--- EXTRACTED DATA ---
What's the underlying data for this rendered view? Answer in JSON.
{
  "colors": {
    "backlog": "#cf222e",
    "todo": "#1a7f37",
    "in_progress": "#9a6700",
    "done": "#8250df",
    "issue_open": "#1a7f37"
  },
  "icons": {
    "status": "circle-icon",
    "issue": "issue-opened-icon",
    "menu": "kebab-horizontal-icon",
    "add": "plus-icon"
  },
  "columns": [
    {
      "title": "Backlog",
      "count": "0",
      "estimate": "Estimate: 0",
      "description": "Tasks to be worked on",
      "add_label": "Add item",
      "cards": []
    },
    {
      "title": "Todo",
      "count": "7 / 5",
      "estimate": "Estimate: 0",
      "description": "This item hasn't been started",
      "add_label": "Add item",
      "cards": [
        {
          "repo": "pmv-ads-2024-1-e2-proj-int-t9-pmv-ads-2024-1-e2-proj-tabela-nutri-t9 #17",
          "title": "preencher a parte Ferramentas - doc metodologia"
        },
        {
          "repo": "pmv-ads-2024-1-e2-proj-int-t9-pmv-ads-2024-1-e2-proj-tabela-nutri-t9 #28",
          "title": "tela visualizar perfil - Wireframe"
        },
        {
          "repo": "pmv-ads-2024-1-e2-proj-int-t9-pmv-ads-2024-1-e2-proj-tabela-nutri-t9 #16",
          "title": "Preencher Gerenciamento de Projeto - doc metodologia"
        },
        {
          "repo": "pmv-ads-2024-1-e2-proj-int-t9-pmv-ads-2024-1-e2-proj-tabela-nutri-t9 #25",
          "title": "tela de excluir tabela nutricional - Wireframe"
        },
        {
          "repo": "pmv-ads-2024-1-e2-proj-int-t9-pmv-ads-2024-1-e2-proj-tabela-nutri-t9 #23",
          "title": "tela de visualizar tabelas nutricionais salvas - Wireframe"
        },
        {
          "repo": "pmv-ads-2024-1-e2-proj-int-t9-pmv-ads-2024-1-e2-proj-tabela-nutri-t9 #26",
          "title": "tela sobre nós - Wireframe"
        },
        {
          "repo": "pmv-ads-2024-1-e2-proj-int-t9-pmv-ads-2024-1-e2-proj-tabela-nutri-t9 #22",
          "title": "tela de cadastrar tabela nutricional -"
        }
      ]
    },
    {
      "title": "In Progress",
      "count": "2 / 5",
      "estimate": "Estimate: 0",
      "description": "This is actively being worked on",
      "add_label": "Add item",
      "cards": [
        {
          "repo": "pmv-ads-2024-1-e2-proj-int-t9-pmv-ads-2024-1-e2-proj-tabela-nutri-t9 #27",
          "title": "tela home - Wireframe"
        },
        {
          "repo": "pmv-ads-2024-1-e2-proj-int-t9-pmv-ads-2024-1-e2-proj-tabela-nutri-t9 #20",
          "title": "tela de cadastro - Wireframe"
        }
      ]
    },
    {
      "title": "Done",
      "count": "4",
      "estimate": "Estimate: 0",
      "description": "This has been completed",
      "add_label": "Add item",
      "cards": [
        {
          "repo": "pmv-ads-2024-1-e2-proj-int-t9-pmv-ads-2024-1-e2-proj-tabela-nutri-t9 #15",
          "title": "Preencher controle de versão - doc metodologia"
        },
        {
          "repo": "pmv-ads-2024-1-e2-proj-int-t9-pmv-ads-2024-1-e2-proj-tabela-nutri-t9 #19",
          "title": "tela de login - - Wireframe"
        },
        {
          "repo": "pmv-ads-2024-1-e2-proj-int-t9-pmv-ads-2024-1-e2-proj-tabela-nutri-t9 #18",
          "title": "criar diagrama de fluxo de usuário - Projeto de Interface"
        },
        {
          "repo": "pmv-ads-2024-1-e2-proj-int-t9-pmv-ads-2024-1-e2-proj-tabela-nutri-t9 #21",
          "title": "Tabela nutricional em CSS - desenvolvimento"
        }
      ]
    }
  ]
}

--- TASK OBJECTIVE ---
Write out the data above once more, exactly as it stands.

--- EXPECTED ANSWER ---
What's the underlying data for this rendered view? Answer in JSON.
{
  "colors": {
    "backlog": "#cf222e",
    "todo": "#1a7f37",
    "in_progress": "#9a6700",
    "done": "#8250df",
    "issue_open": "#1a7f37"
  },
  "icons": {
    "status": "circle-icon",
    "issue": "issue-opened-icon",
    "menu": "kebab-horizontal-icon",
    "add": "plus-icon"
  },
  "columns": [
    {
      "title": "Backlog",
      "count": "0",
      "estimate": "Estimate: 0",
      "description": "Tasks to be worked on",
      "add_label": "Add item",
      "cards": []
    },
    {
      "title": "Todo",
      "count": "7 / 5",
      "estimate": "Estimate: 0",
      "description": "This item hasn't been started",
      "add_label": "Add item",
      "cards": [
        {
          "repo": "pmv-ads-2024-1-e2-proj-int-t9-pmv-ads-2024-1-e2-proj-tabela-nutri-t9 #17",
          "title": "preencher a parte Ferramentas - doc metodologia"
        },
        {
          "repo": "pmv-ads-2024-1-e2-proj-int-t9-pmv-ads-2024-1-e2-proj-tabela-nutri-t9 #28",
          "title": "tela visualizar perfil - Wireframe"
        },
        {
          "repo": "pmv-ads-2024-1-e2-proj-int-t9-pmv-ads-2024-1-e2-proj-tabela-nutri-t9 #16",
          "title": "Preencher Gerenciamento de Projeto - doc metodologia"
        },
        {
          "repo": "pmv-ads-2024-1-e2-proj-int-t9-pmv-ads-2024-1-e2-proj-tabela-nutri-t9 #25",
          "title": "tela de excluir tabela nutricional - Wireframe"
        },
        {
          "repo": "pmv-ads-2024-1-e2-proj-int-t9-pmv-ads-2024-1-e2-proj-tabela-nutri-t9 #23",
          "title": "tela de visualizar tabelas nutricionais salvas - Wireframe"
        },
        {
          "repo": "pmv-ads-2024-1-e2-proj-int-t9-pmv-ads-2024-1-e2-proj-tabela-nutri-t9 #26",
          "title": "tela sobre nós - Wireframe"
        },
        {
          "repo": "pmv-ads-2024-1-e2-proj-int-t9-pmv-ads-2024-1-e2-proj-tabela-nutri-t9 #22",
          "title": "tela de cadastrar tabela nutricional -"
        }
      ]
    },
    {
      "title": "In Progress",
      "count": "2 / 5",
      "estimate": "Estimate: 0",
      "description": "This is actively being worked on",
      "add_label": "Add item",
      "cards": [
        {
          "repo": "pmv-ads-2024-1-e2-proj-int-t9-pmv-ads-2024-1-e2-proj-tabela-nutri-t9 #27",
          "title": "tela home - Wireframe"
        },
        {
          "repo": "pmv-ads-2024-1-e2-proj-int-t9-pmv-ads-2024-1-e2-proj-tabela-nutri-t9 #20",
          "title": "tela de cadastro - Wireframe"
        }
      ]
    },
    {
      "title": "Done",
      "count": "4",
      "estimate": "Estimate: 0",
      "description": "This has been completed",
      "add_label": "Add item",
      "cards": [
        {
          "repo": "pmv-ads-2024-1-e2-proj-int-t9-pmv-ads-2024-1-e2-proj-tabela-nutri-t9 #15",
          "title": "Preencher controle de versão - doc metodologia"
        },
        {
          "repo": "pmv-ads-2024-1-e2-proj-int-t9-pmv-ads-2024-1-e2-proj-tabela-nutri-t9 #19",
          "title": "tela de login - - Wireframe"
        },
        {
          "repo": "pmv-ads-2024-1-e2-proj-int-t9-pmv-ads-2024-1-e2-proj-tabela-nutri-t9 #18",
          "title": "criar diagrama de fluxo de usuário - Projeto de Interface"
        },
        {
          "repo": "pmv-ads-2024-1-e2-proj-int-t9-pmv-ads-2024-1-e2-proj-tabela-nutri-t9 #21",
          "title": "Tabela nutricional em CSS - desenvolvimento"
        }
      ]
    }
  ]
}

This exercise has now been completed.